Should we be able to vote online?
JEFF JARVIS, author of Gutenberg the Geek (Amazon Publishing), Public Parts: How Sharing in the Digital Age Improves the Way We Work and Live (Simon & Schuster, 2011) and What Would Google Do? (HarperCollins 2009), blogs about media and news at Buzzmachine.com. He is associate professor and director of the Tow-Knight Center for Entrepreneurial Journalism at the City University of New York’s Graduate School of Journalism.
He is consulting editor and a partner at Daylife, a news startup. He consults for media companies and is a public speaker. Until 2005, he was president and creative director of Advance.net, the online arm of Advance Publications. Prior to that, Jarvis was creator and founding editor of Entertainment Weekly; Sunday editor and associate publisher of the New York Daily News; TV critic for TV Guide and People; a columnist on the San Francisco Examiner; assistant city editor and reporter for the Chicago Tribune; reporter for Chicago Today.
Question: Should we be able to vote online?
Jeff Jarvis: I believe in the representative system of government, and I think that if everything were uphold, there’s a tyranny to that.

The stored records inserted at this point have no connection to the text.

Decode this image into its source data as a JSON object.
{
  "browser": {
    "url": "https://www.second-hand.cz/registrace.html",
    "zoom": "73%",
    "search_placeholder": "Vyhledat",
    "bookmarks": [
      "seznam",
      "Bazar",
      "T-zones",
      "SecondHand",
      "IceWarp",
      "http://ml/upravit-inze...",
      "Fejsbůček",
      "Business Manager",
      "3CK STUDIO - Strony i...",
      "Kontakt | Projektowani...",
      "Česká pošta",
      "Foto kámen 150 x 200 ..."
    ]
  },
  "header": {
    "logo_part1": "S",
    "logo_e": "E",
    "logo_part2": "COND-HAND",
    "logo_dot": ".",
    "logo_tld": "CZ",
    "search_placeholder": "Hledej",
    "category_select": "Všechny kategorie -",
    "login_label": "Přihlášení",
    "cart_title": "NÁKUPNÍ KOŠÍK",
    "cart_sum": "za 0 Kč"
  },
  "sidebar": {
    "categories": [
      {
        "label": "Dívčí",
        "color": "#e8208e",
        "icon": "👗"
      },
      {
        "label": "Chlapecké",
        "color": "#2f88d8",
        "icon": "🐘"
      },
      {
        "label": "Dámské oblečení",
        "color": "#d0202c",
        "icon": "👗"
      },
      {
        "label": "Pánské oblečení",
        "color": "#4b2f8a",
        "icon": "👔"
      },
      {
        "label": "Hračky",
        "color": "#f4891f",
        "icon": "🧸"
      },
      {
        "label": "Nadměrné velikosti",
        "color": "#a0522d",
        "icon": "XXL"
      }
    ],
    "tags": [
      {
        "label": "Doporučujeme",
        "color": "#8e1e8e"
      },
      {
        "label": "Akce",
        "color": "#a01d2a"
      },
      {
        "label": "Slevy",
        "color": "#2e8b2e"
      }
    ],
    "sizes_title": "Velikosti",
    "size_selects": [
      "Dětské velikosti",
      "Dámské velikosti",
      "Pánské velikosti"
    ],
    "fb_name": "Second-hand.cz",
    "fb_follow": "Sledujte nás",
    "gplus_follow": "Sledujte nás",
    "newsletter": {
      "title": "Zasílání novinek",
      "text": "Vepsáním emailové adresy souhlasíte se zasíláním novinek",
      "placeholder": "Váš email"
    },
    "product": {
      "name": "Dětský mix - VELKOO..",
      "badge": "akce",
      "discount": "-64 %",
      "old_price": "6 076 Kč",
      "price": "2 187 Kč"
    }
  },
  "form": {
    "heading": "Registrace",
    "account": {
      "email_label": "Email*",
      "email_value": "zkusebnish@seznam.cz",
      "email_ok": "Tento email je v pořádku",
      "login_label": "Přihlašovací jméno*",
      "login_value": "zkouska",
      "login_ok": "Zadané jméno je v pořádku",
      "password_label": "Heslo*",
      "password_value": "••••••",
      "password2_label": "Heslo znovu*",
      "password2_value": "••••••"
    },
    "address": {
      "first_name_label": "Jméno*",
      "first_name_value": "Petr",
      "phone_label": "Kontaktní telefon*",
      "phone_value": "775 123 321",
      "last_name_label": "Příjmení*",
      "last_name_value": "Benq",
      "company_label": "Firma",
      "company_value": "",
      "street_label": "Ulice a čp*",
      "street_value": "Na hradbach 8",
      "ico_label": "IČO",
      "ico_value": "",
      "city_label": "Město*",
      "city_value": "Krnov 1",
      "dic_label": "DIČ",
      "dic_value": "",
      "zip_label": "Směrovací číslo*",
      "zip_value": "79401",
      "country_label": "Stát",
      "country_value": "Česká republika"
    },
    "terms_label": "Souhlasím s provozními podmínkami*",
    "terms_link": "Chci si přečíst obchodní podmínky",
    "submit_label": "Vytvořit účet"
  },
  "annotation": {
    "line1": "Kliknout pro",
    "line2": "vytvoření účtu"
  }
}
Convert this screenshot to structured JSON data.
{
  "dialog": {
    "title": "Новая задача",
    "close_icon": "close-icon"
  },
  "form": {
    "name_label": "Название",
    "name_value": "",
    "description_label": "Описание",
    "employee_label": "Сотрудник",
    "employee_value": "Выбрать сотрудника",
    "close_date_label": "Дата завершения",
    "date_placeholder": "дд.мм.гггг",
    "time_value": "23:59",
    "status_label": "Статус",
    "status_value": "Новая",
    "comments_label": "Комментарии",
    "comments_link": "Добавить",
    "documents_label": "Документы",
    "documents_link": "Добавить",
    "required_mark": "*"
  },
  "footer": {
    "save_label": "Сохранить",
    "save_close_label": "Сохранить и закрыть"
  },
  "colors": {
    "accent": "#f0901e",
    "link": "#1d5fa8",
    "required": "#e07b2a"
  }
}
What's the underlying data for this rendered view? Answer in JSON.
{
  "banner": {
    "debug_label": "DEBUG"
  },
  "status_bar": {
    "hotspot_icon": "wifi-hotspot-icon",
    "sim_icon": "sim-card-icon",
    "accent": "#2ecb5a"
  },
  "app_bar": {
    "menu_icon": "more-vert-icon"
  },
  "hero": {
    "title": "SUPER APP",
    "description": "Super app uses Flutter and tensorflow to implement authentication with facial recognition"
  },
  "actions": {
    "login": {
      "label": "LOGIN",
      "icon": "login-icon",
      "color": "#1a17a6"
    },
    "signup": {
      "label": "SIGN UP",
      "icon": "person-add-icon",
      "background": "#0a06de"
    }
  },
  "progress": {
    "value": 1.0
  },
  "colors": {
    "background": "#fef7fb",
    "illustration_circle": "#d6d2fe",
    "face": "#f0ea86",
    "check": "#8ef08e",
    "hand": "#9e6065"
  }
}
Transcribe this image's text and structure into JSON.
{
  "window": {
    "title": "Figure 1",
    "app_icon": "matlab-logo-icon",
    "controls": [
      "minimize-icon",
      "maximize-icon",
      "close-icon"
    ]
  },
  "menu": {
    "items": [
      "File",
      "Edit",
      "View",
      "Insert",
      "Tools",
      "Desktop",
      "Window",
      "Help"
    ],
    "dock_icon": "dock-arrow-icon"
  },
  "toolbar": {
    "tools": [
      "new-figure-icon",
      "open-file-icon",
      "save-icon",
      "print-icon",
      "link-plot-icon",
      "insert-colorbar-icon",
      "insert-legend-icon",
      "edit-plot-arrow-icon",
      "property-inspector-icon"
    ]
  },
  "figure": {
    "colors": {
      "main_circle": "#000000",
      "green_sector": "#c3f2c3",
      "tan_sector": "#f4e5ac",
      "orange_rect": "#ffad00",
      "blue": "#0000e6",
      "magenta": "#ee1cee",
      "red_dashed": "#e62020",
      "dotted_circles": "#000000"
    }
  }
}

Nonetheless, I had an idea when the Personal Democracy Forum asked me to write an essay, I was thinking about the idea of having my own disclosure page of politics and adding a little functionality to this where I could say, “Here’s what I believe. If you think I’m wrong, you can tell me. Or, here’s what I believe, and if you want me to help you on your campaign, I will.” And I can change that constantly. And if it’s searchable, you can start to get a constant sense of the pulse of the people.
So I don’t think it’s a question of voting once, I don’t think it’s a question of voting and changing the structure of government, which I don’t want to do, it works too damn well, all in all. But I think there is a way where we can constantly state our opinions and our fears and what we know and don’t know and our wishes. And the more that we can capture that from the wisdom of the crowd and the wisdom of the people, and I do believe the crowd is wise, the better off we’ll be as a country.
Recorded on: April 30, 2008
Jarvis says he doesn’t want to change the structure of government.